La Cámara de Representantes de Texas rechazó el pasado sábado una propuesta para adoptar una bandera oficial del Gobernador del Estado, debido a que el diseño, que reproduce uno usado por la Marina tejana en 1839, era muy parecido a la actual enseña de la Federación Rusa. En cambio, se adoptó un paño azul con el sello del Estado en el centro y una estrella blanca en cada esquina.
Texas lawmakers say nyet to a Russian look-alike flag
By DAVE MONTGOMERY
AUSTIN — A proposed flag bearing a strong resemblance to the one that flutters over the Kremlin just didn’t fly in the Texas House of Representatives on Saturday.
The flag — with red, white and blue horizontal stripes and a star in the middle — was being proposed as the official flag for the Texas governor. Take away the star and it looks virtually identical to the flag of post-Soviet Russia.
Instead, after a bit of mocking repartee in Russian and a few one-liners about secession, House members tentatively settled on a substitute flag offered by Rep. Phil King, R-Weatherford: a dark-blue background, with a white star in each corner, a Lone Star seal in the center, surrounded by olive and oak branches.
Members also tacked on: "In God We Trust."
The lighthearted debate seemed to fit with the informal atmosphere of the House’s first Saturday session of the 2009 Legislature. Though male lawmakers wore the required coat and tie, at least one showed up in jeans and cowboy boots.
King, at the front mike, and Rep. Ken Paxton, R-McKinney, at the back of the chamber, opened the discussion with what was obviously an orchestrated exchange in Russian. Paxton, who studied Russian in college, quickly instructed King on what to say.
"Members, vote America, not Russia," King, reverting to English, said in support of his amendment.
Rep. Jim Dunnam, D-Waco, who proposed the red-white-and-blue flag, defended it, saying the design was that of the 1839 Texas pilot flag that graced ships when Texas was a republic. "If anything, the Russians copied us," he said.
Wisecracks about Gov. Rick Perry’s recent remarks on secession also found their way into the debate. "Does having your own flag entitle you to secede and have your own country?" asked Rep. Valinda Bolton, D-Austin.

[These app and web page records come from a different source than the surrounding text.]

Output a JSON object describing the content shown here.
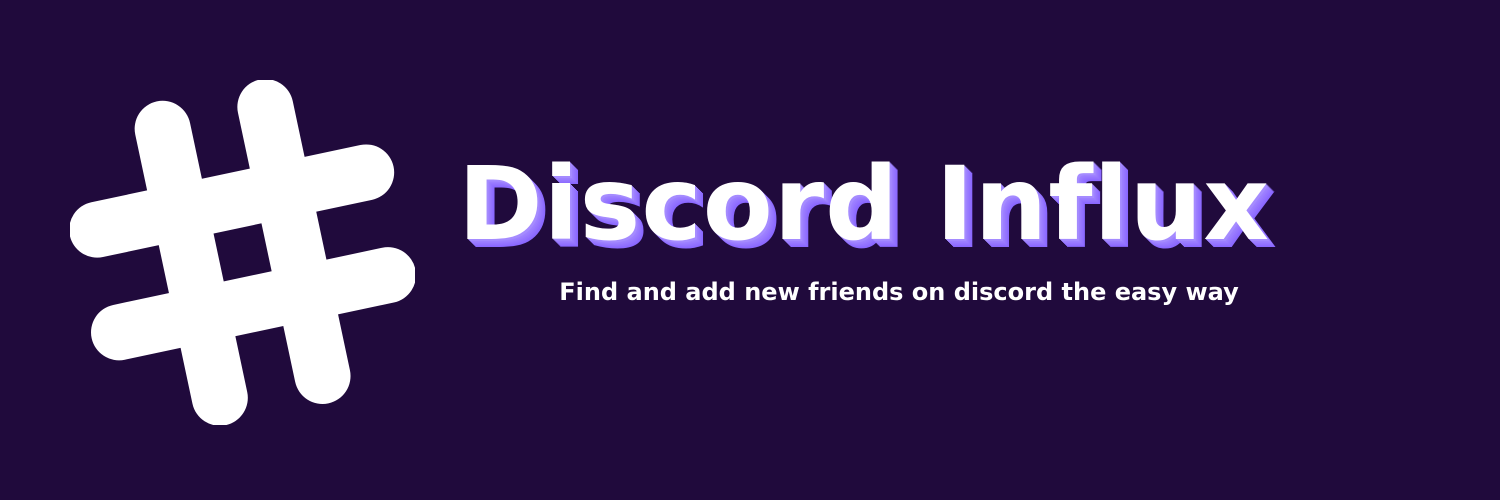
{
  "banner": {
    "title": "Discord Influx",
    "subtitle": "Find and add new friends on discord the easy way",
    "logo_icon": "hashtag-icon"
  },
  "colors": {
    "background": "#200a3c",
    "text": "#ffffff",
    "title_shadow": "#8a68ff",
    "logo_gradient_start": "#ff22e0",
    "logo_gradient_mid": "#9b22ff",
    "logo_gradient_end": "#2a22ff"
  }
}
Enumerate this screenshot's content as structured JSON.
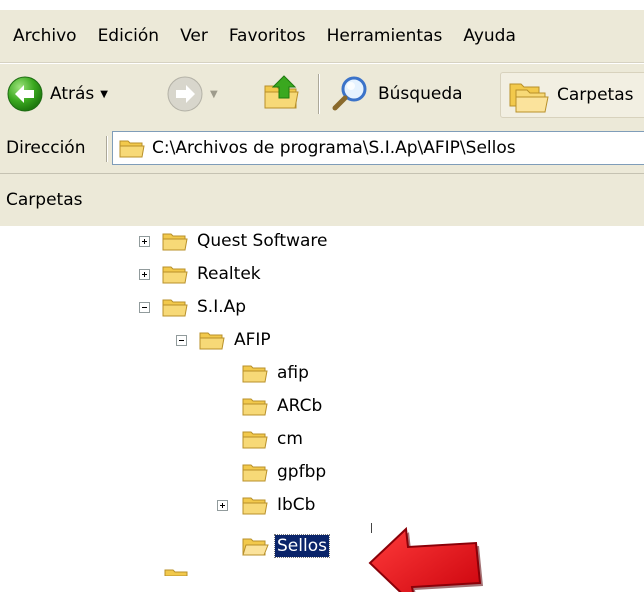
{
  "menu": [
    "Archivo",
    "Edición",
    "Ver",
    "Favoritos",
    "Herramientas",
    "Ayuda"
  ],
  "toolbar": {
    "back_label": "Atrás",
    "search_label": "Búsqueda",
    "folders_label": "Carpetas"
  },
  "address": {
    "label": "Dirección",
    "path": "C:\\Archivos de programa\\S.I.Ap\\AFIP\\Sellos"
  },
  "pane": {
    "title": "Carpetas"
  },
  "tree": {
    "quest": "Quest Software",
    "realtek": "Realtek",
    "siap": "S.I.Ap",
    "afip": "AFIP",
    "afip_sub": "afip",
    "arcb": "ARCb",
    "cm": "cm",
    "gpfbp": "gpfbp",
    "ibcb": "IbCb",
    "sellos": "Sellos"
  },
  "colors": {
    "chrome": "#ece9d8",
    "selection": "#0a246a",
    "folder": "#f2c94c",
    "arrow": "#e8141b"
  },
  "icons": {
    "back": "green-back-arrow-icon",
    "forward": "gray-forward-arrow-icon",
    "up": "folder-up-icon",
    "search": "magnifier-icon",
    "folders": "folders-icon",
    "folder": "folder-icon",
    "pointer": "red-arrow-icon"
  }
}
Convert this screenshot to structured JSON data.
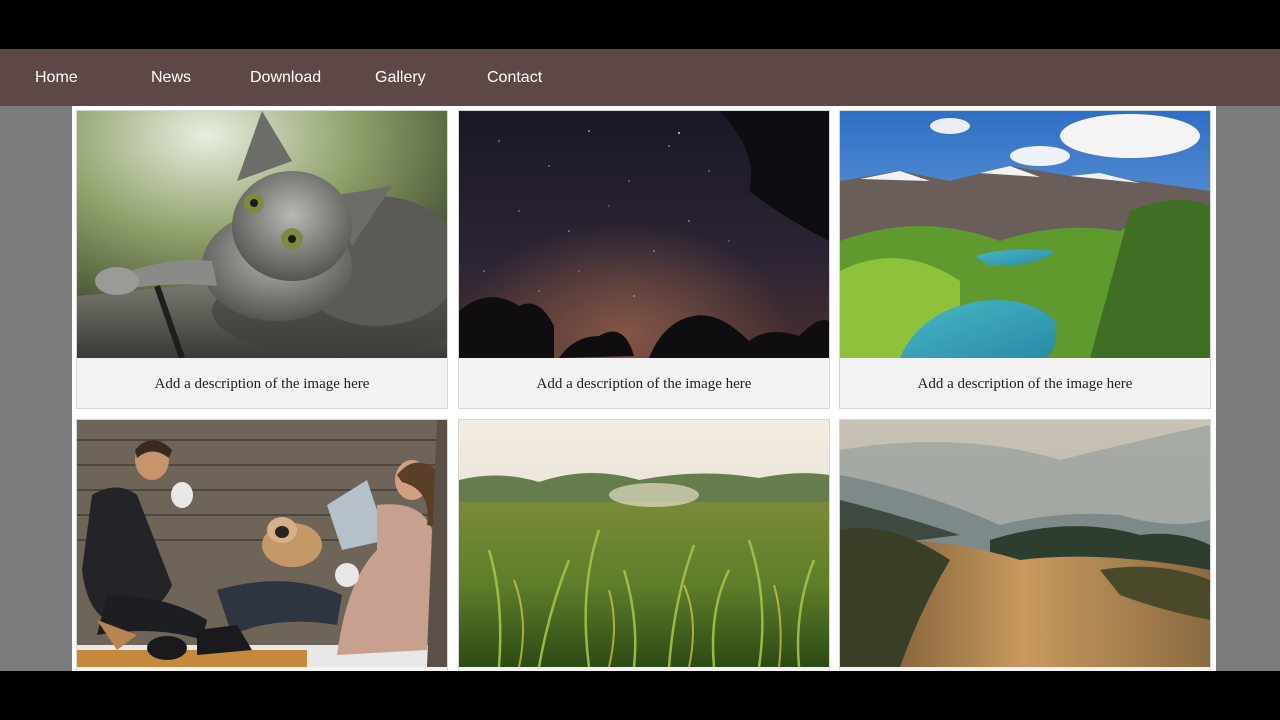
{
  "nav": {
    "items": [
      {
        "label": "Home"
      },
      {
        "label": "News"
      },
      {
        "label": "Download"
      },
      {
        "label": "Gallery"
      },
      {
        "label": "Contact"
      }
    ],
    "background": "#5d4747",
    "text_color": "#ffffff"
  },
  "gallery": {
    "cards": [
      {
        "image": "kitten-photo",
        "description": "Add a description of the image here"
      },
      {
        "image": "night-sky-photo",
        "description": "Add a description of the image here"
      },
      {
        "image": "mountain-lake-photo",
        "description": "Add a description of the image here"
      },
      {
        "image": "couple-with-dog-photo",
        "description": ""
      },
      {
        "image": "grass-field-photo",
        "description": ""
      },
      {
        "image": "hazy-mountains-photo",
        "description": ""
      }
    ]
  },
  "colors": {
    "page_background": "#7b7b7b",
    "card_background": "#f2f2f2",
    "letterbox": "#000000"
  }
}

King said he scrambled into action Saturday morning after a Capitol staff member pointed out the resemblance between the historic Texas flag and the one that has flown over Russia since the Soviet Union collapsed in 1991.
King’s substitute flag was modeled from flags that Texas governors displayed in the 1960s and 1970s before the practice was dropped.
"You’ve got to cut up a little bit down here," King said. "It gets too serious."